Upper eyelid surgery carried out alone can be performed either under local anaesthetic or general anaesthetic depending on patient preference. If both upper and lower eyelid surgery is being considered then a general anaesthetic is advised. You should expect some bruising and swelling after treatment and time for the scars to mature.
Another option for eye rejuvenation is fat transfer. This is particularly effective if there has been hollowing out and loss of volume with age. In this particular situation, fat is transferred to hollow areas under the eyes and can also be injected into upper eyelids. This technique is relatively recent and comes from developments in the understanding of facial ageing which recognises volume loss as a significant contributing factor to the visible effects of ageing.
Non-surgical Eye Rejuvenation
Non-surgical anti-ageing around the eye area can be administered as dermal fillers, Botox or a combination of the two. Fractional laser treatment or chemical peels are also an option for tightening the skin for the early appearance of lines and wrinkles. Which treatment is right for you will depend upon your individual circumstances and expectations.
In a nutshell, dermal fillers provide volume to the face and can fill in deep lines and wrinkles, whilst Botox ‘freezes’ muscles to prevent them from overworking and putting a strain on the skin by causing deep lines and wrinkles. Often Botox and fillers can be used in tandem. Botox is best used for the frown lines and crow’s feet lines at the corners of the eyes. Fillers are used for lines and hollowness under the eyes. Occasionally for very deep frown lines, Botox may not be completely effective since the lines are very deeply ingrained. In this situation, fillers may be used in addition to Botox.
Chemical peels around the eyes
Alternatively, for certain situation, you could elect to have a chemical peel. Chemical peels come in varying strengths and grades, and each will perform different functions on your skin. However, the general premise is that the peels remove the top layer of the skin (the epidermis) by ‘burning’ it off in a controlled manner, exposing the fresh skin underneath and thus providing facial rejuvenation.
At the more modest end of the scale, peels are performed simply to improve the complexion and make the skin glow, but mid and deep level peels have been known to reduce the appearance of wrinkles in the skin. These are not usually targeted specifically to the eyes, but the eye area certainly can benefit from a peel, and it can leave the subject looking generally younger and refreshed.
Fractional carbon dioxide laser treatment around the eyes
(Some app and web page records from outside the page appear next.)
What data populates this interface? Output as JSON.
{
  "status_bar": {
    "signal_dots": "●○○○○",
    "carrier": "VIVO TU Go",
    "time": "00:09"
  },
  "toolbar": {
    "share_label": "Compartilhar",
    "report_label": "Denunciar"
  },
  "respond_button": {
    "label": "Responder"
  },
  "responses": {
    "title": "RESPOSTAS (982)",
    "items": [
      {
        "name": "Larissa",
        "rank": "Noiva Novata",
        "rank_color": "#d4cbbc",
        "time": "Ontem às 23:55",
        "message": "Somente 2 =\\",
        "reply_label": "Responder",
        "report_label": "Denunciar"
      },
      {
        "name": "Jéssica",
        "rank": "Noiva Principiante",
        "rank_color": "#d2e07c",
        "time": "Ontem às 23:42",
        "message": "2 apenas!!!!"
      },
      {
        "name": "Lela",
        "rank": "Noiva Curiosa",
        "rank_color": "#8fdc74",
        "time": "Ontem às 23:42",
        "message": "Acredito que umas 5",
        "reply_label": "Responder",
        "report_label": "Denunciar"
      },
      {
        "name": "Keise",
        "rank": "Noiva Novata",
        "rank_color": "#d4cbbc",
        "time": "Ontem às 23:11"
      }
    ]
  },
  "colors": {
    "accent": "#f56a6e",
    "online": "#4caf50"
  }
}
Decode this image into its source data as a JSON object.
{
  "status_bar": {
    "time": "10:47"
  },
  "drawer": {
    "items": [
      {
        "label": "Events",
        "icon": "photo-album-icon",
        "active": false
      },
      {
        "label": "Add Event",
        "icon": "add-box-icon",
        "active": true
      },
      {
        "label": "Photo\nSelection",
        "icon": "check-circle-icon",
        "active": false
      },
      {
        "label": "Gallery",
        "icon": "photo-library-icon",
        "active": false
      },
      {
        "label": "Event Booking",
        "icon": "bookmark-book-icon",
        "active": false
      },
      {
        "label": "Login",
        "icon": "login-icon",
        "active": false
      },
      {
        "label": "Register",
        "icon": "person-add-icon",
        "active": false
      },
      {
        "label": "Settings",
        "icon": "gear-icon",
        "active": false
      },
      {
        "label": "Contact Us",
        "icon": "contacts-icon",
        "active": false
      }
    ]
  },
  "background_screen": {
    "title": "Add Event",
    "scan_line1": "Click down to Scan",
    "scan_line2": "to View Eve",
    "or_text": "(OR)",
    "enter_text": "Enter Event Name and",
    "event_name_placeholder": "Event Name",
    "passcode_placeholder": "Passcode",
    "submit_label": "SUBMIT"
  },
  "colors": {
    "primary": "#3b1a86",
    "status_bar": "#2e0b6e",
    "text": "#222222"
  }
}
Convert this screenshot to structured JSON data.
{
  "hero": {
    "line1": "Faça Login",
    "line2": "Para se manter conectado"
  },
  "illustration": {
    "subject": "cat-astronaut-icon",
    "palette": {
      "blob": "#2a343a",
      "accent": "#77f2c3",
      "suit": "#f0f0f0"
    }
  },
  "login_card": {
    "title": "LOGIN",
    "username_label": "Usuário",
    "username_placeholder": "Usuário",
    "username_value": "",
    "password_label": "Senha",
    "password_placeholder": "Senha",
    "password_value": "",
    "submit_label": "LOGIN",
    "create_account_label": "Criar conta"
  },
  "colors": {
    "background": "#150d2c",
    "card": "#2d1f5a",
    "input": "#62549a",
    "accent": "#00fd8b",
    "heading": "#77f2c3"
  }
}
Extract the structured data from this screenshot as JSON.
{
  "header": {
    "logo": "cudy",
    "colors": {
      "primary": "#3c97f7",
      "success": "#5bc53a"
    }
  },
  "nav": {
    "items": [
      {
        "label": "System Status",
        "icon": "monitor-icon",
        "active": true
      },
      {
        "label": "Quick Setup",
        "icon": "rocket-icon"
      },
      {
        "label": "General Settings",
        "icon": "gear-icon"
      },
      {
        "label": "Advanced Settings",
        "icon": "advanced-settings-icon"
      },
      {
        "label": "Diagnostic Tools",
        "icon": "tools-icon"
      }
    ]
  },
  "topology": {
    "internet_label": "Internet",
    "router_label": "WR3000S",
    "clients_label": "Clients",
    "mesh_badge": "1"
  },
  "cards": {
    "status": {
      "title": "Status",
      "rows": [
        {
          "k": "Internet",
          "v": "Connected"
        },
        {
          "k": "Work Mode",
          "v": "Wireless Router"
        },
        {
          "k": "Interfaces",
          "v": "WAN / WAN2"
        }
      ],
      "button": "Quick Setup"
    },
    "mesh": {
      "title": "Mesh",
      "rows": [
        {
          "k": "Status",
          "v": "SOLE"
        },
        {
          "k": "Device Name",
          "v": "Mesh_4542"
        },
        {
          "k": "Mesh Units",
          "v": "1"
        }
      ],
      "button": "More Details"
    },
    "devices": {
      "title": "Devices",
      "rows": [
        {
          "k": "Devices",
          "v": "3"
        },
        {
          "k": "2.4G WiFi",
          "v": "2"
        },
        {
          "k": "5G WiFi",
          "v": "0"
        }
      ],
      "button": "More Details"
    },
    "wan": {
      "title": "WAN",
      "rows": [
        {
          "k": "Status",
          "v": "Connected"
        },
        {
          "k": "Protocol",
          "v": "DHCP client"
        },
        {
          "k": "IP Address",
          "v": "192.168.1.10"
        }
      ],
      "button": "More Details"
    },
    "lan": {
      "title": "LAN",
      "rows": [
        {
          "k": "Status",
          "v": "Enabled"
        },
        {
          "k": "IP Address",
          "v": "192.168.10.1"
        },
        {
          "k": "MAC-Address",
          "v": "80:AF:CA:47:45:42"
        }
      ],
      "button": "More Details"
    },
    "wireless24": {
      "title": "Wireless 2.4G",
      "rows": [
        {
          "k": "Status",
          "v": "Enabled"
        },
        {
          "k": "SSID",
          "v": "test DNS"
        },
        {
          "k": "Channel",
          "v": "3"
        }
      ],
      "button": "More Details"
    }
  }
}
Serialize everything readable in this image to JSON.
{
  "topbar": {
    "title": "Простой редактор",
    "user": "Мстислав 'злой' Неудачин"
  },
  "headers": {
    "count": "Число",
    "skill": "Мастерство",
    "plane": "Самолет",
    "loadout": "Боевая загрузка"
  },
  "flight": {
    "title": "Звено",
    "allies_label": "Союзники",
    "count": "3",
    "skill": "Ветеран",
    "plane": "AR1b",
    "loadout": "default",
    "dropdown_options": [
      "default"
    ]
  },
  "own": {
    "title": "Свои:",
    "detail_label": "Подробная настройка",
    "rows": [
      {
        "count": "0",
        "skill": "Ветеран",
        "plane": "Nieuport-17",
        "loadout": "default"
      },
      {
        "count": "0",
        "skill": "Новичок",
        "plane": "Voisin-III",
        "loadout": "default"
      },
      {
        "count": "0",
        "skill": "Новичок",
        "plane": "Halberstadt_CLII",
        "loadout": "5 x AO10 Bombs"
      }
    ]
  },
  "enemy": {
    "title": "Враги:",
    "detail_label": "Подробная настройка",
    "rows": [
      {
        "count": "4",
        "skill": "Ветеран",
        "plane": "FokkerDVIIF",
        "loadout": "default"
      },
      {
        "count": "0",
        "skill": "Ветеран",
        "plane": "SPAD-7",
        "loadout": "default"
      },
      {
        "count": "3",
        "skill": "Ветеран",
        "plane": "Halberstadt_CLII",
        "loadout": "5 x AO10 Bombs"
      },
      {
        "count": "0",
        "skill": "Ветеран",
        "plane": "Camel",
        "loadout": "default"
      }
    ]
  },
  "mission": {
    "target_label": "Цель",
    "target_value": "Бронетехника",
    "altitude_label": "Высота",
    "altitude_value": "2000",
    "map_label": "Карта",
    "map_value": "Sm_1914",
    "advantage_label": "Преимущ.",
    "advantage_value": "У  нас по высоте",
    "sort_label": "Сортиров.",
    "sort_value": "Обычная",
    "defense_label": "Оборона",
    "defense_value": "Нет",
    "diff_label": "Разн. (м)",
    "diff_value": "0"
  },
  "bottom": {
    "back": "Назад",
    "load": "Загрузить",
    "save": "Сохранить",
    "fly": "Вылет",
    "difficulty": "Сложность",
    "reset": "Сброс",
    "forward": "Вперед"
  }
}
This form of laser treatment is effective for tightening the skin in mild cases of skin laxity. The laser works by carefully producing a thermal injury to the deeper layers of the skin. This, in turn, has a tightening effect on the skin but also induces the production of new collagen. Since tiny areas of skin are left untreated these act as areas of regeneration to aid healing. This means that the recovery time is relatively short compared to non-fractional laser treatments.
If you are interested in eye rejuvenation treatments, either surgically or non-surgically, you should book a consultation with Mr Chana to discuss your options. Even if, after reading this post and some more around the subject, you feel you have an idea of the treatment you would be most suited to, you should keep an open mind during your consultation to allow you to fully explore your treatment options.
Some people are not suitable candidates for surgery, and some people do not like the idea of surgery and don’t feel it is a viable option for them. For others, their pre-existing signs of ageing may not be significant enough to pursue surgery, and a non-surgical option would be totally effective. In short, it is difficult to predict what sort of procedure you are an eligible candidate for before you have learned extensively about each of them.